APPENDIX D 380 V BUS SIMULATION PARAMETERS

Model Description Symbol Value Units

Nominal Voltage VNOM 380 V

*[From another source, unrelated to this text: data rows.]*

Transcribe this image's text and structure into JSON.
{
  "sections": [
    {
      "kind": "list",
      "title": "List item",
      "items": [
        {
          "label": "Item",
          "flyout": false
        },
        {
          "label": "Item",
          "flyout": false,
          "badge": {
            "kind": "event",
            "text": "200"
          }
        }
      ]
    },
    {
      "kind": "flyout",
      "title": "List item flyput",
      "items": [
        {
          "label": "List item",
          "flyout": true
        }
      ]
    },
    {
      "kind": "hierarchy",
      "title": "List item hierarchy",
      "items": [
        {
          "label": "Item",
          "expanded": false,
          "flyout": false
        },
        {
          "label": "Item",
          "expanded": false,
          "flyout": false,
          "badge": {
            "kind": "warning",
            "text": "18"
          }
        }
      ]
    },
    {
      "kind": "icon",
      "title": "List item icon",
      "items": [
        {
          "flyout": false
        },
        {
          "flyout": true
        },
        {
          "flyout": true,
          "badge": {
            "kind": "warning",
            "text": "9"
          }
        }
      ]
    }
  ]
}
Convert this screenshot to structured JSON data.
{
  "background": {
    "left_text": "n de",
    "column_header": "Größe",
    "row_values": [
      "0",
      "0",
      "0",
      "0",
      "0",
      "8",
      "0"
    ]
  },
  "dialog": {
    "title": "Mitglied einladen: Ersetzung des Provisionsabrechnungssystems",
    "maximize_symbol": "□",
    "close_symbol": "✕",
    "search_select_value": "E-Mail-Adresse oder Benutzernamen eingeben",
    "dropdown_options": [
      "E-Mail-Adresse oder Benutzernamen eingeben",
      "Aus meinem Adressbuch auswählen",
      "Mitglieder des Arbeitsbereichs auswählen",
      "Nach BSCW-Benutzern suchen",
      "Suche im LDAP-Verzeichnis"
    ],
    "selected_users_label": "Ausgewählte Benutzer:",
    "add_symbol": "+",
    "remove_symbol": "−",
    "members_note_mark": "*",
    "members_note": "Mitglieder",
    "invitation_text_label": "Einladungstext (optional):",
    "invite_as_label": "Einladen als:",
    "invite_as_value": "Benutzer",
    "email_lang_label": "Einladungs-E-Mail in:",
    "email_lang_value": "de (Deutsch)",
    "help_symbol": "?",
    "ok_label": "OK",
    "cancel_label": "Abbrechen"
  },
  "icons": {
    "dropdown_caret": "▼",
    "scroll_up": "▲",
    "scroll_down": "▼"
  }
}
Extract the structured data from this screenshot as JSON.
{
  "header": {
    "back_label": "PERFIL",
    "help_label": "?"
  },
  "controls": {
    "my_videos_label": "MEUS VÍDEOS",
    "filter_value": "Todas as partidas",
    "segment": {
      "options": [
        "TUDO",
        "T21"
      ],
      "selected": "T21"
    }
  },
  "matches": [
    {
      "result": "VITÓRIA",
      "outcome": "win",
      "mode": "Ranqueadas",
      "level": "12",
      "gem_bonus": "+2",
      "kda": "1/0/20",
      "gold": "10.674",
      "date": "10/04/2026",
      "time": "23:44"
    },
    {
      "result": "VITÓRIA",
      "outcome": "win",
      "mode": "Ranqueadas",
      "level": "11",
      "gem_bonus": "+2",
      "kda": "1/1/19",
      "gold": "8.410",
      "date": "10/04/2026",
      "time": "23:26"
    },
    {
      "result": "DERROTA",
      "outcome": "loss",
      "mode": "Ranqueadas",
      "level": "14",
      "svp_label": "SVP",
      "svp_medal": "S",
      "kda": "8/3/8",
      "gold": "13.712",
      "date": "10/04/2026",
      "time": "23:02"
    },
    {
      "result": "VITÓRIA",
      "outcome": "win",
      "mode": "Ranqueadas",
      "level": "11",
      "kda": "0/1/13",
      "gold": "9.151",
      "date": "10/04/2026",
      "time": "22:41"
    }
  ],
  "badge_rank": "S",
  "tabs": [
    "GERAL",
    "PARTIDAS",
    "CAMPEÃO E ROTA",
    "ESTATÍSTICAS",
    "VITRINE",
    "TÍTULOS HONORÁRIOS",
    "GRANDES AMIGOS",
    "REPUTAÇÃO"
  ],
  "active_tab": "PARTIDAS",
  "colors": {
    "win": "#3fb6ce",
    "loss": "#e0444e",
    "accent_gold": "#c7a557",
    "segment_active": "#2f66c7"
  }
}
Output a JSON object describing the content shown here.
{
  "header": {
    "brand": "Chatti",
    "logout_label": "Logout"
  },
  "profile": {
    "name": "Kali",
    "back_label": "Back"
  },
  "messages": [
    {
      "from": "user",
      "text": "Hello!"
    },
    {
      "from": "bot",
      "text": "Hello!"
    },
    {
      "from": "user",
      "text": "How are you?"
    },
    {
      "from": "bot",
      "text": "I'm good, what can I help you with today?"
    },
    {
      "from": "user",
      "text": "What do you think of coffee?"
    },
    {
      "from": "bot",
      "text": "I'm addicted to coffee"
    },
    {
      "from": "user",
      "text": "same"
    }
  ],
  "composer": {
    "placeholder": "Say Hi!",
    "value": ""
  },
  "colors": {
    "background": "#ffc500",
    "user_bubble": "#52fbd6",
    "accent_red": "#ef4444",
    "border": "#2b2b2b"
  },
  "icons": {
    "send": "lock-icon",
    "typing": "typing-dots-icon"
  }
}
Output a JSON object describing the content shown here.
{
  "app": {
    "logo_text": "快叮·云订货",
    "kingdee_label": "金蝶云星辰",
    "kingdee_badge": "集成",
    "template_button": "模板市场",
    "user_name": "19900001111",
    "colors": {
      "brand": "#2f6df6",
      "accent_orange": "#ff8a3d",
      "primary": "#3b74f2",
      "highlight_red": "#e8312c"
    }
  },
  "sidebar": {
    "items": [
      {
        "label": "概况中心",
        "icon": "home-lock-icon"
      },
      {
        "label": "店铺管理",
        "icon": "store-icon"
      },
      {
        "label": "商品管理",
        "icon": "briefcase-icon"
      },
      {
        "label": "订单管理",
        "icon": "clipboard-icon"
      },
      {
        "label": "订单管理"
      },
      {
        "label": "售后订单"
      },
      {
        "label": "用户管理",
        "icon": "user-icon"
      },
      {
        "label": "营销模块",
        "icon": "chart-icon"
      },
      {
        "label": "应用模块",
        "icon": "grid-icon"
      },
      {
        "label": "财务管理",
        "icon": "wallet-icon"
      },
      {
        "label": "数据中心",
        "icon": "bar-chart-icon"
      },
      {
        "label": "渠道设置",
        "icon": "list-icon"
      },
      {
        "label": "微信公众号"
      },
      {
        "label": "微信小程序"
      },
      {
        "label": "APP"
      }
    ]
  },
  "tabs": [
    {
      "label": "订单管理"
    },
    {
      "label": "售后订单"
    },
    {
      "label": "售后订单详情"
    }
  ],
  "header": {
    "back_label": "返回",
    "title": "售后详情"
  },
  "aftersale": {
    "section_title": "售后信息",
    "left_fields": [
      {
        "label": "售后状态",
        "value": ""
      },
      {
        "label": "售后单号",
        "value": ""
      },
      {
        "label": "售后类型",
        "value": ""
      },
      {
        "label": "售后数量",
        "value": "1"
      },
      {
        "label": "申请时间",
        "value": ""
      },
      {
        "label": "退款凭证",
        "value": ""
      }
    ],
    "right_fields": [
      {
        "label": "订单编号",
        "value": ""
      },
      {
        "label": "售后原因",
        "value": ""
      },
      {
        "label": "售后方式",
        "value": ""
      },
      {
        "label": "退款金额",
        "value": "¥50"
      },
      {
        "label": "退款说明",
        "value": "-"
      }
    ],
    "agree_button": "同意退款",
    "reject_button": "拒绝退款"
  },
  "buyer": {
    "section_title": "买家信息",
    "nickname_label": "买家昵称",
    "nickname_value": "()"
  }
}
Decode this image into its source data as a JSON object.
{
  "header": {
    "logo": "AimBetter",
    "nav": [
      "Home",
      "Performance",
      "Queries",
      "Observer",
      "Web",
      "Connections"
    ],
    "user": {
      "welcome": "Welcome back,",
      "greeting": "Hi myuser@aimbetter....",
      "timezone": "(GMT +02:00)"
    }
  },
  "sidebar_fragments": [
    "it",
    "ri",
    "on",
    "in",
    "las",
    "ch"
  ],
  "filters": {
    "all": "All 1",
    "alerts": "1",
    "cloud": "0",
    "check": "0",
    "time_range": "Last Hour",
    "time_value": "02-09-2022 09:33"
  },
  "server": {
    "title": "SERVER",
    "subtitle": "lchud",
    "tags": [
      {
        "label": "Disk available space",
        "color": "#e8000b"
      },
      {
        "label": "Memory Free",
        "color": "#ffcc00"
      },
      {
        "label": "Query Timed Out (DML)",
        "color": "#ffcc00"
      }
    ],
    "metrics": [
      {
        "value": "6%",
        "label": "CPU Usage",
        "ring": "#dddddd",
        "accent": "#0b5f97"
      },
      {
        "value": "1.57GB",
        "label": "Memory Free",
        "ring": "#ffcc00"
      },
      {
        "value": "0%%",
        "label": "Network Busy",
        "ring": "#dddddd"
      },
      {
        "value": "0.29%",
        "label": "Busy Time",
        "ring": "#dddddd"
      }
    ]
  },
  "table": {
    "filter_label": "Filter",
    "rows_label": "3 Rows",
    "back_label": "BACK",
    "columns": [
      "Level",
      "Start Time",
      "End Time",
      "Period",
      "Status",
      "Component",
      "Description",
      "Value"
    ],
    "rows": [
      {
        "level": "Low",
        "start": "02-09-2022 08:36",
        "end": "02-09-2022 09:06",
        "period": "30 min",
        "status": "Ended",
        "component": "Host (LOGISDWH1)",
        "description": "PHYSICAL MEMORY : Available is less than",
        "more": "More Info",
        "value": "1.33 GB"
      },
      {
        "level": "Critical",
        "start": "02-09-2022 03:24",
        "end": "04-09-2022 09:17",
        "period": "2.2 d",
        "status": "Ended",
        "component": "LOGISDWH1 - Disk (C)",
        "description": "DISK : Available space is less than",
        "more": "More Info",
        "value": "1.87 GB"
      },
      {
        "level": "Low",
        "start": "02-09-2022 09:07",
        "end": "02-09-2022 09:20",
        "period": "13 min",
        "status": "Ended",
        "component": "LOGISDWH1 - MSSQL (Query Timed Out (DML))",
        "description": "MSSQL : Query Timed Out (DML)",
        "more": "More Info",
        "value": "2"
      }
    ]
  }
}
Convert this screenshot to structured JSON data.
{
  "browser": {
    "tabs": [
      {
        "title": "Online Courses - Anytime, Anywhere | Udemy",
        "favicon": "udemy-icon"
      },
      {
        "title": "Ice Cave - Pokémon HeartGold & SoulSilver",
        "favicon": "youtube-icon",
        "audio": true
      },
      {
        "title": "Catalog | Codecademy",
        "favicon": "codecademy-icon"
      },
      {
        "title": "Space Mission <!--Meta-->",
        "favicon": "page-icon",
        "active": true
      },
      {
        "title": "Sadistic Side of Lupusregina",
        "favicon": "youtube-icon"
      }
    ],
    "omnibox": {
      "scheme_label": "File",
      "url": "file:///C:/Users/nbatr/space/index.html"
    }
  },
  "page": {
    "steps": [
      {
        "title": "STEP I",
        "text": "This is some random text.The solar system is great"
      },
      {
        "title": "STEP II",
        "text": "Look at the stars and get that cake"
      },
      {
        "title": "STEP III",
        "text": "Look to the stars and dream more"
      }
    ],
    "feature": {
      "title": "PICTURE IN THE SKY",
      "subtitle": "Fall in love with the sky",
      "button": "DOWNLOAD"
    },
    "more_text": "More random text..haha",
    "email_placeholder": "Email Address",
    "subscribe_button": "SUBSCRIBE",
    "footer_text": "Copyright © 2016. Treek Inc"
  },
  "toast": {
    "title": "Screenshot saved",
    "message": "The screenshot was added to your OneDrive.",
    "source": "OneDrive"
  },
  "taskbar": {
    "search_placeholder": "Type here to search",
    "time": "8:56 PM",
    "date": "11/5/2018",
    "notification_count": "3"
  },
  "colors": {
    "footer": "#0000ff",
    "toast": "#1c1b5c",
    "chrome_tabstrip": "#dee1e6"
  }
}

Minimum Voltage VMIN 365 V
Maximum Voltage VMAX 385 V
Nominal Current INOM 250 A
IVPS
Current Limit ILIM 275 A
Maximum Current IMAX 300 A
Filter Capacitor CF 48 mF
Filter Inductance LF 0 H
Single Conductor Resistance per unit length R'x 0.177 m/m
Single Conductor Inductance per unit length L'x 0.649 H/m
Overall Bus Length (A-Car) lA 16.5 m
Conductor Overall Bus Length (B-Car) lB 21.0 m
Overall Bus Length (C-Car) lC 21.0 m
Distance between the IVPS and the bus lIVPS 0.9 m
Inter-Car Jumper lJ 1.5 m
Connection Connection Resistance R1 0
Time-Current Curve - Figure 4.20 (160A) n/a n/a n/a
Nominal Resistance R0 1 m
First Corner Resistance R1 5
Fuse
Second Corner Resistance R2 100
First Slope Duration T1 10 ms
Second Slope Duration T2 20 ms
133

Model Description Symbol Value Units

M1 to M6 Power Set-Point 0.5 kW


M7 Power Set-Point PCPL 12 kW
M8 Power Set-Point 1 kW
M9 Power Set-Point 3 kW
Filter time-constant f 0.1 ms
M1 to M6 Filter Capacitor CF 780 F
M1 to M6 Filter Inductance LF 150 H
M1 to M6 Filter Hot Resistance RHOT 0.325
M1 to M6 Filter Cold Resistance RCOLD 9
Constant M7 Filter Capacitor CF 4000 F
Power M7 Filter Inductance LF 250 H
Load
M7 Filter Hot Resistance RHOT 0.001
M7 Filter Cold Resistance RCOLD 5
M8 Filter Capacitor CF 220 F
M8 Filter Inductance LF 150 H
M8 Filter Hot Resistance RHOT 0.325
M8 Filter Cold Resistance RCOLD 9
M9 Filter Capacitor CF 1100 F
M9 Filter Inductance LF 120 H
M9 Filter Hot Resistance RHOT 0.325
M9 Filter Cold Resistance RCOLD 9